Sir Philip's position had been made even more vulnerable by the fact that he was Shell's head of exploration and production from 1997 to 2001, when most of the overbooking of reserves took place.

It is not clear how big a pay-off Sir Philip, 58, will receive. He has only a three-month service contract and, because there are no predetermined compensation arrangements for Shell directors, his pay-off will be at the discretion of the board. Shell said last night that no pay-off had yet been agreed.

Sir Philip was paid £1.8m in 2002 and already qualifies for a pension of £480,000 a year. He also participates in a new long-term incentive scheme introduced last year and has 2 million share options, although all but 308,000 of these are at strike prices above Shell's current market price.

Although there had been widespread calls for changes at the top, the timing of Sir Philip's removal surprised some investors. Shell is still in the process of consulting leading shareholders about the changes they want to see in the group, and it had been thought that any personnel changes would wait until the outcome of this.
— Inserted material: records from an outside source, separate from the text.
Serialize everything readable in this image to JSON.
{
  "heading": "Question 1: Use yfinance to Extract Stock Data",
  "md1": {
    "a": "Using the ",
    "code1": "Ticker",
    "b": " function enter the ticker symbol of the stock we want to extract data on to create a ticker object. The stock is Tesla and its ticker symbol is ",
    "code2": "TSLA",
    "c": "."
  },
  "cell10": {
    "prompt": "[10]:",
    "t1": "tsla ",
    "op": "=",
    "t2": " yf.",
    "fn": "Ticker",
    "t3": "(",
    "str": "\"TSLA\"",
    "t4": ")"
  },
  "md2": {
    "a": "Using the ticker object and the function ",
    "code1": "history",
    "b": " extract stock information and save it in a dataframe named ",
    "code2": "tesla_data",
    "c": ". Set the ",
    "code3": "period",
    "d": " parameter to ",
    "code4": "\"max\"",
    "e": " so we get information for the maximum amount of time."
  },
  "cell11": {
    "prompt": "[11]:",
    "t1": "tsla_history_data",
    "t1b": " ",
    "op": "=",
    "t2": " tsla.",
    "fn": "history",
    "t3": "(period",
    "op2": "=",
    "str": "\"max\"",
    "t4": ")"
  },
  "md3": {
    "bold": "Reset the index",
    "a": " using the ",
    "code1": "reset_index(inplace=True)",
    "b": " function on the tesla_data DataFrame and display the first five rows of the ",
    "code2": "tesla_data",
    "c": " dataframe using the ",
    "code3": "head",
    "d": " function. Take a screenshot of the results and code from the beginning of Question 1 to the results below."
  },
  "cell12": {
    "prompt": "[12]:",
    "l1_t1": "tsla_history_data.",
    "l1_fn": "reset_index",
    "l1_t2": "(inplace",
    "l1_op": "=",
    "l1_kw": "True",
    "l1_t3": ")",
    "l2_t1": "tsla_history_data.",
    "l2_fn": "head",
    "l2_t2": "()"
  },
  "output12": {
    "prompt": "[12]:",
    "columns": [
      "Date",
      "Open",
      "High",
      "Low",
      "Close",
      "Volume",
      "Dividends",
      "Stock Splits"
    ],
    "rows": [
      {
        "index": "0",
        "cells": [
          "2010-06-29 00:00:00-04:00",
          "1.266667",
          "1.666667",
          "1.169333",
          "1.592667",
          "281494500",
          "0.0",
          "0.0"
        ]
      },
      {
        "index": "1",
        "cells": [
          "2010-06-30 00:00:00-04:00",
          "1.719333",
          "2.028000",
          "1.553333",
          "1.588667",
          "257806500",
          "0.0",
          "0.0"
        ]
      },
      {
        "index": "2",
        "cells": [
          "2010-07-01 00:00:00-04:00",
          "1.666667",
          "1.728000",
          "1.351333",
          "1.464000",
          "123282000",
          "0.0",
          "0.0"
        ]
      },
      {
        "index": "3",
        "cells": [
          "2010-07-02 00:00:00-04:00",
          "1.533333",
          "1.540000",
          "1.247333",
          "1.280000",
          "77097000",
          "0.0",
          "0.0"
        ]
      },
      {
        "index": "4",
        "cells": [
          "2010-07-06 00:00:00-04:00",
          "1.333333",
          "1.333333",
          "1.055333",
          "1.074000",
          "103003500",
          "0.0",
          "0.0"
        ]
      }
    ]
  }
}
Presenting Shell's 2003 results four weeks ago, Sir Philip apologised profusely for failing to announce the reserves downgrade himself, but he insisted that he had the "full support" of the board, adding: "This thing happened on my watch and I have the will and determination to see us through this difficult patch."

One fund manager who had met Sir Philip in the past month as he embarked on an intensive round of shareholder meetings said: "I am a little bit surprised that he has gone. He seemed to be in a listening mode but perhaps what he was hearing was so overwhelmingly hostile that the board had to demand a sacrificial lamb.

"Even with Sir Philip gone, it is still a very messy situation at Shell. It does leave the situation extraordinarily open."

Among other changes announced by the group yesterday, Malcolm Brinded, the head of gas and power, takes the number two role of vice-chairman of Shell's committee of managing directors.


9 January: Shell cuts estimate of proved reserves by 3.9 billion barrels or 20 per cent. Watts fails to attend announcement

16 January: Watts admits in a letter to staff that downgrade caused "outrage" in some quarters

22 January: Watts cancels appearance at World Economic Forum in Davos, Switzerland

23 January: Watts tells meeting of staff at Shell headquarters that he has no intention of resigning as chairman

26 January: US investors launch class action accusing Shell and Watts of deliberately misleading the market

5 February: Watts apologises "unreservedly" over reserves announcement but rules out resigning. Says Shell is "open to change".

19 February: Securities and Exchange Commission begins formal investigation into reserves downgrade

3 March: Watts steps down "by mutual consent"